Listening to our community and supporting our members

As our membership continues to grow, so has the need for stronger governance arrangements. This year the AEN Secretariat formed two governing structure, namely the Advisory Group and the Reference Group. We are piloting these structures to see what fits best in helping us run the secretariat. The purpose of the Reference Group is to act as a sounding board for new ideas and emerging findings from member survey, whilst the Advisory Group is to engage with the AEN’s strategic direction. In establishing these two groups, the AEN took an open approach by releasing an open call for application for the Reference Group, whilst the Advisory Group was by invitation. The Reference Group has 15 members, whom are: Mr Enock Musungwini of Zimbabwe, Dr Asahngwa Constantine of Zimbabwe, Dr Julian Bagyendera of Uganda, Dr Godson Gatsha of Botswana, Dr Ermel Johnson of Burkina Faso, Mr Omvia Dennis Kaggwa of Uganda, Mr Deo-Gracias Houndolo of Benin, Mr James Kariuki of Kenya, Ms Velia Manyonga of Malawi, Mr Wiseman Ndlela of South Africa, Dr Jean Providence Nzabonimpa of Zimbabwe, Mr Ronald Munatsi of Zimambwe, Mr Filmon Hailu of Ethiopia, Ms Jennifer Mutua of Kenya and Ms Pfungwa Nyamukachi of South Africa. The Advisory Group has five members, namely Prof. John Lavis of the McMaster Health Forum, Ms Beryl Leach of 3ie, Hon. Olfa Cherif of the Parliament of Tunisia, Dr Rhona Mijumbi-Deve of Makerere University on Uganda, and Ms Norma Altshuier of the William and Flora Hewlett Foundation. The Reference Group has met three times virtually this year, and the Advisory Group had two virtual meetings and a face-face meeting during the Evidence 2018 conference.
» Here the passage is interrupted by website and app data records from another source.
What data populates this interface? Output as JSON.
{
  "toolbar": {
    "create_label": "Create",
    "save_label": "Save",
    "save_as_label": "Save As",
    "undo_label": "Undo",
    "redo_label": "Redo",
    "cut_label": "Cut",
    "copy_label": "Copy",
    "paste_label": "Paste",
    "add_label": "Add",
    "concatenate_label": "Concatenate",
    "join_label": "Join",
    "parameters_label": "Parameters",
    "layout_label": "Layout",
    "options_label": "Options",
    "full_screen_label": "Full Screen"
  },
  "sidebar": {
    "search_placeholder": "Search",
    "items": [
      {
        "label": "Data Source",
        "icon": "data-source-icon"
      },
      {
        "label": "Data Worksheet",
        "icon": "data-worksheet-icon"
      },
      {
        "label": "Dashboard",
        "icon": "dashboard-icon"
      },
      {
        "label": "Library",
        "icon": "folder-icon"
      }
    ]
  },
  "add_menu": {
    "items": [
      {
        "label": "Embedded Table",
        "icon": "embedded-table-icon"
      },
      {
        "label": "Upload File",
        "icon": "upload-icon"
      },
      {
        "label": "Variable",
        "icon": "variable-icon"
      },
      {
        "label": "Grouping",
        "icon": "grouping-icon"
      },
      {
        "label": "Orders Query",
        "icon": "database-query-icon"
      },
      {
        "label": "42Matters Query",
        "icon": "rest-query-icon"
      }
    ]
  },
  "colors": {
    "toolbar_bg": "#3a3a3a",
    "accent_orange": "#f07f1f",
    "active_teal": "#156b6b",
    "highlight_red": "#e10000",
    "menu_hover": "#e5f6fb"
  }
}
The Network continues with its on-going consultation with its members by conducting annual surveys. This allows the AEN to gather views and perspectives from individual members on the current services and priorities for future directions of the Network. The 2018 survey report findings indicate that the AEN membership find great value being part of the AEN. Secondly, members value the Network’s role in connecting people working in Africa to one another and in sharing relevant information about EIDM in Africa. The responses also revealed that members would like to see the AEN undertake more capacity-building activities on the continent in the form of face-to-face workshops that allow members to share real-world examples of EIDM in action.

But wait, there’s more!

The William and Floral Hewlett Foundation has generously extended the AEN Secretariat’s funding until 2020. The Network is well placed to reflect and evaluate the progress towards its goals, refine our strategic plan, and further priorities our medium- and long-term goals.

Early in 2019 we will continue with the AEN webinar series that we started this year – look out for dates and topics in our newsletter and our social media sites. And let us know if you have a topic you’d like to discuss via a webinar.

We hope that you also had a good year growing in understanding and relationships. Why not let us know via Twitter or LinkedIn what your highlights of the year were, and what you are planning for 2019 for EIDM in Africa. Because #AfricaLovesEvidence!